Here is good news for quick printers who are also mailers: after years of decline, direct mail is gaining in popularity as a marketing tool. Better yet, there is a growing body of research that proves the effectiveness of direct mail when compared to other forms of advertising. This means that when making a sales call on a prospect, you can cite statistics to make your point.
Here is an example: according to Pingdom, a website and performance monitoring company in Sweden, in 2012 total worldwide email traffic per day reached 144.8 billion. Almost 69 percent of all these messages were spam, though filters caught most of it. Of the 3.3 billion email accounts worldwide, 75 percent were registered to consumers and 25 percent to businesses.
Gloria Mark, an informatics professor at the University of California, Irvine, says one of the main problems with email is that there isn’t an off switch. Email piles up, waiting for your attention. This glut of email messages increases the likelihood that the recipient will delete the email without opening it. In fact, according to HubSpot, email open rates in 2012 were only 25.6 percent.
Contrast this with response rates for a tangible direct mail piece. According to the most recently published results of the USPS Household Diary Study, 85 percent of direct mail is at least skimmed over before being discarded or saved.
Direct Mail Grabs Attention
One possible explanation for the greater open rates of direct mail may be related to sheer volume. Yory Wurmser, director of marketing and media insights at the Direct Marketing Association (DMA), hypothesizes that consumers are receiving too many digital messages they don’t want. “Because of the proliferation of emails and the onslaught of display ads everywhere, there is an advantage of going through direct mail,” says Wurmser. “Direct mail, in a way, has become less cluttered.”

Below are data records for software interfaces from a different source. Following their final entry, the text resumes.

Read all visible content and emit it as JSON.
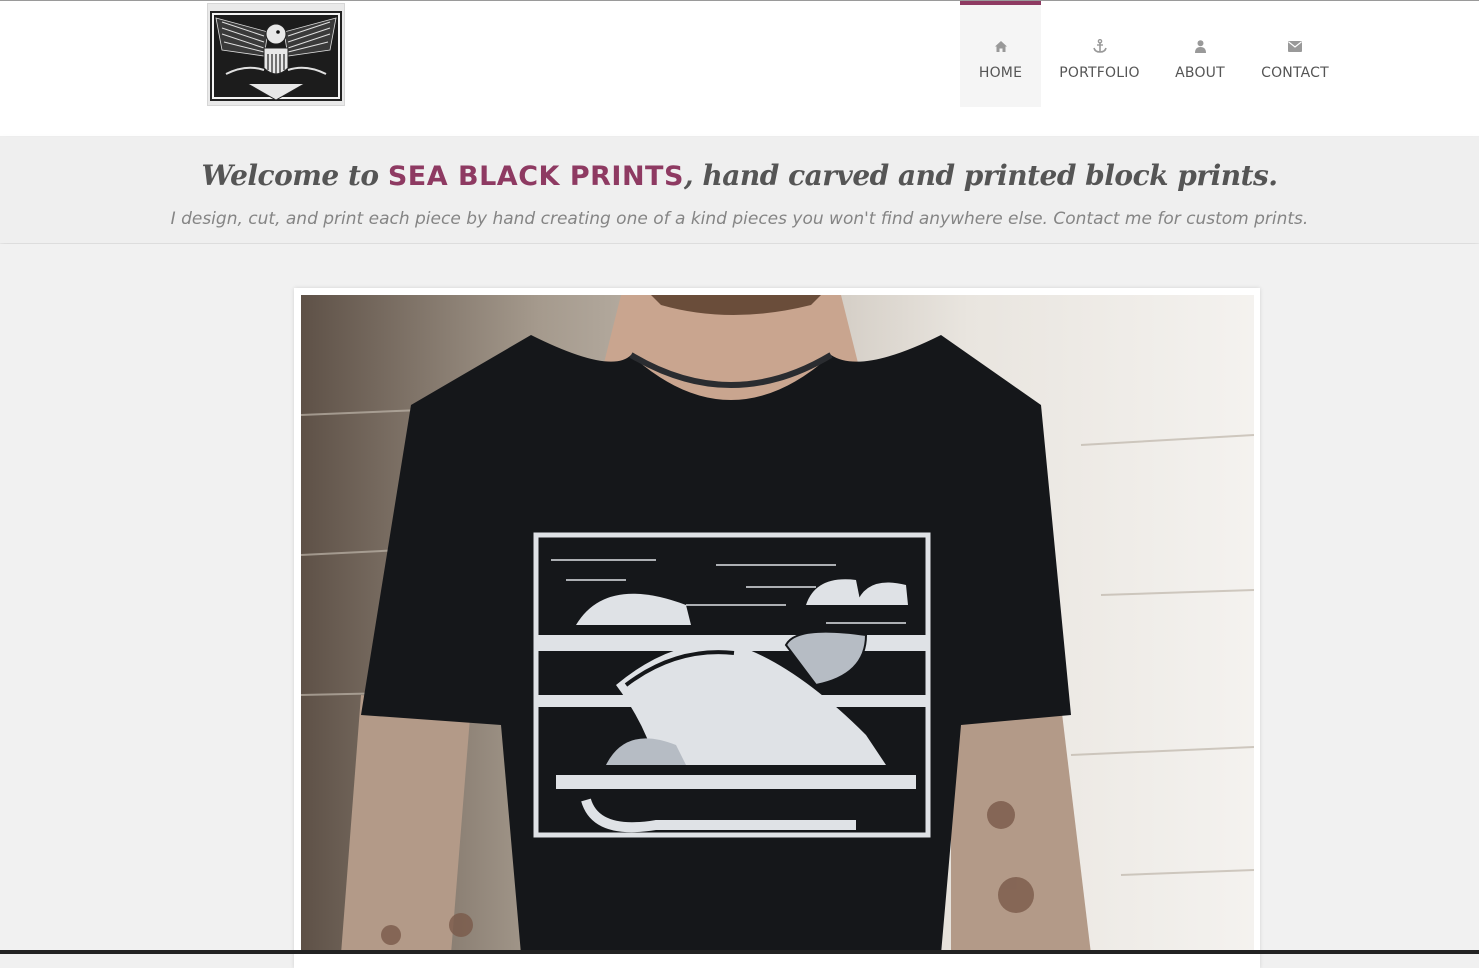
{
  "nav": {
    "items": [
      {
        "label": "HOME",
        "icon": "home-icon",
        "active": true
      },
      {
        "label": "PORTFOLIO",
        "icon": "anchor-icon",
        "active": false
      },
      {
        "label": "ABOUT",
        "icon": "user-icon",
        "active": false
      },
      {
        "label": "CONTACT",
        "icon": "envelope-icon",
        "active": false
      }
    ]
  },
  "welcome": {
    "prefix": "Welcome to ",
    "brand": "SEA BLACK PRINTS",
    "suffix": ", hand carved and printed block prints.",
    "tagline": "I design, cut, and print each piece by hand creating one of a kind pieces you won't find anywhere else. Contact me for custom prints."
  },
  "colors": {
    "accent": "#8e3a62",
    "text": "#555555",
    "muted": "#858585"
  }
}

According to the statistics available from the Magna Advertising Group, advertising mail spending dropped by 5.5 percent in 2008, then another 15.6 percent in 2009. Measured by pieces, the business dipped from 84 billion in 2011 to 80 billion in 2012. Because the amount of direct mail has decreased, there is less competition in the mailbox, making it more likely that someone will notice, read, and respond to a direct mail piece. Indeed, the Household Diary Study indicates that about 35 percent of people say they will respond to a direct mail piece at some point.
Numbers Don’t Lie
According to the DMA 2010 Response Rate Trend Report, 79 percent of households either read or skim advertising mail sent to their home. This finding is consistent with a study conducted by International Communications Research (ICR) for Pitney Bowes. That survey found that despite the widespread use and popularity of digital media overall, 73 percent of consumers prefer mail for receiving new product announcements, compared to 18 percent who prefer email. The survey also found that 31 percent of consumers are less likely to discard unopened mail than they are to delete spam (53.2 percent).
To compare unsolicited mail to unsolicited email, the ICR study asked consumers what specific advantages they saw in unsolicited mail. The results are:
- • 45.3 percent of respondents found mail to be less intrusive than email
- • 40.2 percent found mail to be more convenient (to be saved and considered at leisure)
- • 30.2 percent found mail to be less high pressure (let them consider their decision)
- • 22.7 percent found mail to be more descriptive (easier to picture the offer)
- • 12 percent found mail to be more persuasive
Other differences include: